======== SOURCE RECORDS ========

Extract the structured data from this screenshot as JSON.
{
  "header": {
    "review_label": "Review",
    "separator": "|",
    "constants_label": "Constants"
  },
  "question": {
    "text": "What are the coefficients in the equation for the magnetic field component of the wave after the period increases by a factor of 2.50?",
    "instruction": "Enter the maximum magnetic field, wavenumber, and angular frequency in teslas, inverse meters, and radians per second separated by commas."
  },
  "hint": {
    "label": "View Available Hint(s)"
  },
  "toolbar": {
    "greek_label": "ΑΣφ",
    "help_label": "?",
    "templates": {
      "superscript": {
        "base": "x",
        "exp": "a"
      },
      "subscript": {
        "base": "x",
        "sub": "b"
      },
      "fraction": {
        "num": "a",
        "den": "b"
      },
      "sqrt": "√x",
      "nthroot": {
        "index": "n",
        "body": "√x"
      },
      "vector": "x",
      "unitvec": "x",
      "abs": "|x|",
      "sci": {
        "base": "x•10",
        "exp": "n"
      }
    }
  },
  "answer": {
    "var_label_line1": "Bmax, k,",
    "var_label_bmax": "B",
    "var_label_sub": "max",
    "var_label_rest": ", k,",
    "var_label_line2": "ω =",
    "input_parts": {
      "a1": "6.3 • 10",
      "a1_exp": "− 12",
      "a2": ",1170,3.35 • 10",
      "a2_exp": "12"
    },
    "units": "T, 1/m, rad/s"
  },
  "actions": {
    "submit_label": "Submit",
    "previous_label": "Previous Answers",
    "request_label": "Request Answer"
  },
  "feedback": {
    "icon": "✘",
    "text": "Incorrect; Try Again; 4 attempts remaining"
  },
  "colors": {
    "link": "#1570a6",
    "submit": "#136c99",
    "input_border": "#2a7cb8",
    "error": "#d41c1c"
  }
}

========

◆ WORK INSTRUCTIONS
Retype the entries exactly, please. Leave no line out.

◆ ANSWER BOX
Extract the structured data from this screenshot as JSON.
{
  "header": {
    "review_label": "Review",
    "separator": "|",
    "constants_label": "Constants"
  },
  "question": {
    "text": "What are the coefficients in the equation for the magnetic field component of the wave after the period increases by a factor of 2.50?",
    "instruction": "Enter the maximum magnetic field, wavenumber, and angular frequency in teslas, inverse meters, and radians per second separated by commas."
  },
  "hint": {
    "label": "View Available Hint(s)"
  },
  "toolbar": {
    "greek_label": "ΑΣφ",
    "help_label": "?",
    "templates": {
      "superscript": {
        "base": "x",
        "exp": "a"
      },
      "subscript": {
        "base": "x",
        "sub": "b"
      },
      "fraction": {
        "num": "a",
        "den": "b"
      },
      "sqrt": "√x",
      "nthroot": {
        "index": "n",
        "body": "√x"
      },
      "vector": "x",
      "unitvec": "x",
      "abs": "|x|",
      "sci": {
        "base": "x•10",
        "exp": "n"
      }
    }
  },
  "answer": {
    "var_label_line1": "Bmax, k,",
    "var_label_bmax": "B",
    "var_label_sub": "max",
    "var_label_rest": ", k,",
    "var_label_line2": "ω =",
    "input_parts": {
      "a1": "6.3 • 10",
      "a1_exp": "− 12",
      "a2": ",1170,3.35 • 10",
      "a2_exp": "12"
    },
    "units": "T, 1/m, rad/s"
  },
  "actions": {
    "submit_label": "Submit",
    "previous_label": "Previous Answers",
    "request_label": "Request Answer"
  },
  "feedback": {
    "icon": "✘",
    "text": "Incorrect; Try Again; 4 attempts remaining"
  },
  "colors": {
    "link": "#1570a6",
    "submit": "#136c99",
    "input_border": "#2a7cb8",
    "error": "#d41c1c"
  }
}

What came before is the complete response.